Whereas for a plane like the Boeing 777, which now is getting on in terms of age, or the Boeing 787, moving across even the Airbus A350. These twin-engined planes offer any customer looking to purchase a wide body far more flexibility than a Boeing 747 would in this era of flight. United Airlines extensively flies the Boeing 787 series worldwide, operating all three variants but in different ways that benefit their network and operations.
The -10 is the family’s most prominent member with the highest seat capacity and can be subsequently seen on even a flight From Newark to Los Angeles. At the same time, a -9 can fly from Los Angeles to Melbourne, Australia. Airlines benefit from improved efficiency and the ability to be versatile with this next generation of aircraft in a way that’ll help them.
Sure, the Boeing 747 was an aircraft that had that many decades ago, but the key lies in it being many decades ago. Unfortunately, the plane is not what it once was, and this has been evident in the lack of sales for the passenger variant of the 747-8, which saw production cease many years ago. It’s only now the freighter variant keeping the 747’s name in a production sense alive. Meanwhile, the A380 production ended a year ago already too.
Demand for quad-engined planes isn’t there anymore from passenger airlines. They’ve now found more effective aircraft for their operations.

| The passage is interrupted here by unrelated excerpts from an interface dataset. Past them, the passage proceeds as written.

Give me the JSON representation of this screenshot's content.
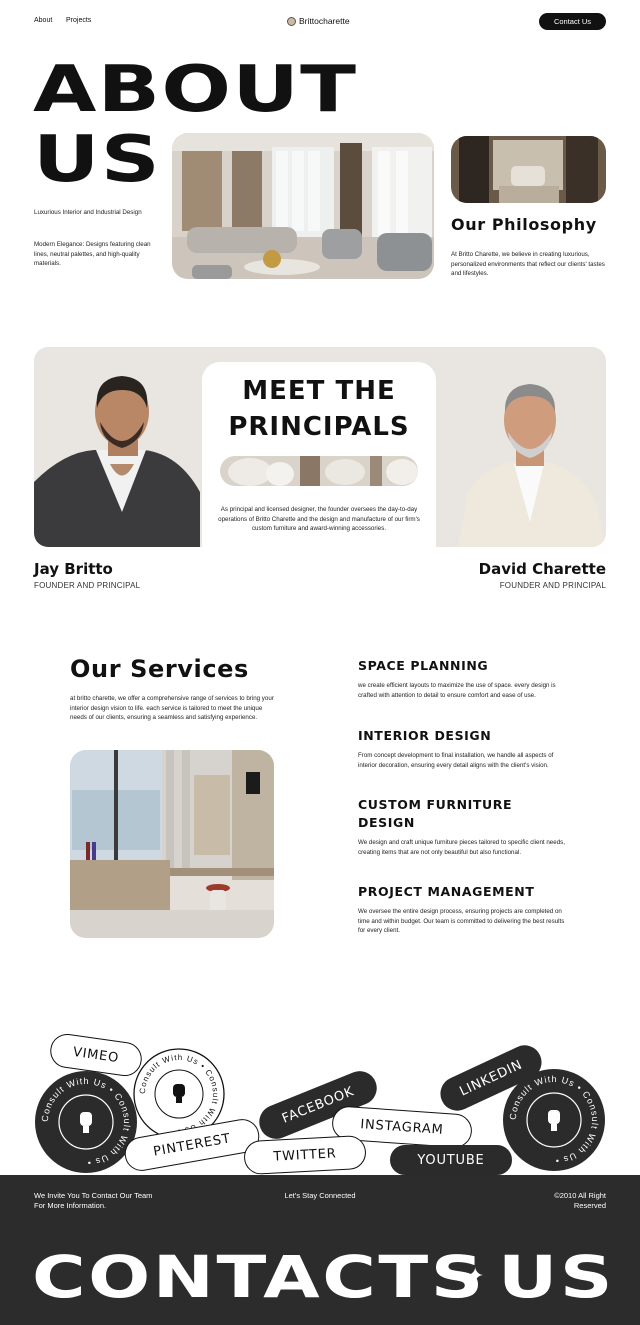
{
  "nav": {
    "about": "About",
    "projects": "Projects",
    "brand": "Brittocharette",
    "contact_button": "Contact Us"
  },
  "hero": {
    "title_line1": "ABOUT",
    "title_line2": "US",
    "tagline": "Luxurious Interior and Industrial Design",
    "description": "Modern Elegance: Designs featuring clean lines, neutral palettes, and high-quality materials."
  },
  "philosophy": {
    "heading": "Our Philosophy",
    "text": "At Britto Charette, we believe in creating luxurious, personalized environments that reflect our clients' tastes and lifestyles."
  },
  "principals": {
    "title_line1": "MEET THE",
    "title_line2": "PRINCIPALS",
    "description": "As principal and licensed designer, the founder oversees the day-to-day operations of Britto Charette and the design and manufacture of our firm's custom furniture and award-winning accessories.",
    "people": [
      {
        "name": "Jay Britto",
        "role": "FOUNDER AND PRINCIPAL"
      },
      {
        "name": "David Charette",
        "role": "FOUNDER AND PRINCIPAL"
      }
    ]
  },
  "services": {
    "heading": "Our Services",
    "intro": "at britto charette, we offer a comprehensive range of services to bring your interior design vision to life. each service is tailored to meet the unique needs of our clients, ensuring a seamless and satisfying experience.",
    "items": [
      {
        "title": "SPACE PLANNING",
        "text": "we create efficient layouts to maximize the use of space. every design is crafted with attention to detail to ensure comfort and ease of use."
      },
      {
        "title": "INTERIOR DESIGN",
        "text": "From concept development to final installation, we handle all aspects of interior decoration, ensuring every detail aligns with the client's vision."
      },
      {
        "title_line1": "CUSTOM FURNITURE",
        "title_line2": "DESIGN",
        "text": "We design and craft unique furniture pieces tailored to specific client needs, creating items that are not only beautiful but also functional."
      },
      {
        "title": "PROJECT MANAGEMENT",
        "text": "We oversee the entire design process, ensuring projects are completed on time and within budget. Our team is committed to delivering the best results for every client."
      }
    ]
  },
  "social": {
    "vimeo": "VIMEO",
    "facebook": "FACEBOOK",
    "linkedin": "LINKEDIN",
    "pinterest": "PINTEREST",
    "instagram": "INSTAGRAM",
    "twitter": "TWITTER",
    "youtube": "YOUTUBE",
    "badge_text": "Consult With Us • Consult With Us •"
  },
  "footer": {
    "invite": "We Invite You To Contact Our Team For More Information.",
    "stay": "Let's Stay Connected",
    "copyright": "©2010 All Right Reserved",
    "big_left": "CONTACTS",
    "big_star": "✦",
    "big_right": "US"
  },
  "colors": {
    "dark": "#2c2c2c",
    "card_bg": "#e9e6e2",
    "accent": "#cfb9a4"
  }
}
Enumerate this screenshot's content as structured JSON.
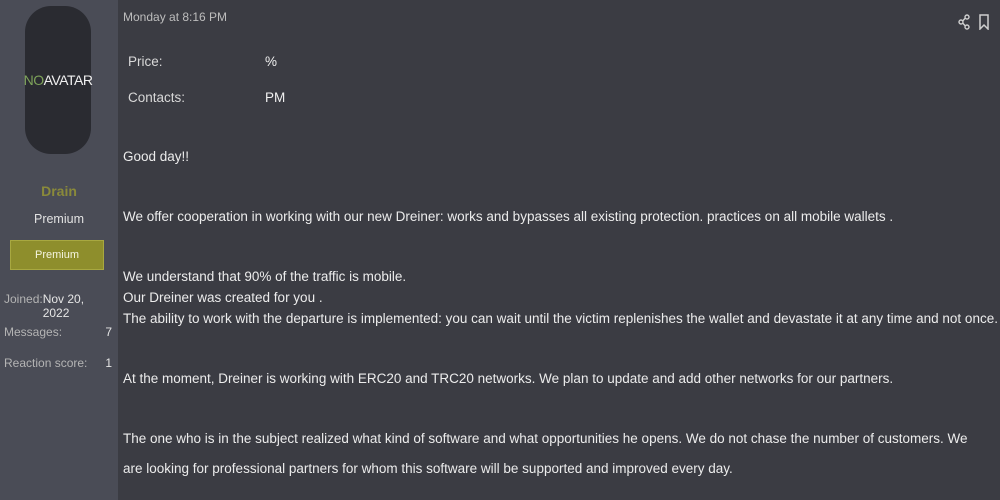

But, with the risks associated with taking on a Boeing 747, the biggest being the need to fill the plane on every flight, for most airlines and especially following the pandemic, it’s not an option that makes sense.
Though this cannot be applied to every airline as the 747 does remain flying with some customers, generally speaking, the emergence of the global pandemic only highlighted what we already knew about the queen of the skies, and that was it is a dying breed and in its twilight.
The pandemic saw an onslaught of retirements, but most notably, Qantas, KLM and British Airways all announced the immediate retirement of the queen, a shock to many enthusiasts systems but one that certainly showcased the valid concerns over continuing to fly such a plane.
There are calls from Emirates’ executives for a new large plane to be built, like the Airbus A380. Still, aircraft manufacturers are not budging, their focus has shifted elsewhere, and that’s another critical point to the analysis.
Focus is no longer sat on creating these 500+ seat giants, relatively efficient wide body and narrow body planes capable of completing long ranged missions at a fraction of the cost, while also sustainability being at the forefront of conversations as these very aircraft manufacturers explore SAF, sustainable aviation fuel, battery technology and more for future eras of flight.
As Boeing wraps up their 747 programs, the 747 will remain in our skies for quite some time. However, it must be said that its presence will be mostly felt over on the freighter market as it continues to routinely operate with leading companies such as UPS and Atlas Air, among others like Cargolux.
Even as the aircraft departs from Boeing factories and heads into the twilight of its time in the industry, its impact is unmistakable and will hardly be forgotten anytime soon. So I encourage you to use the comments to share your fondest memories of the Boeing 747 as a series of aircraft.
It could be your time flying on it, a memorable spotting journey, or something else. For me, it’s the reason I am here today making this content and have my passion for aviation, so yes, it’s a pretty special plane very close to my heart.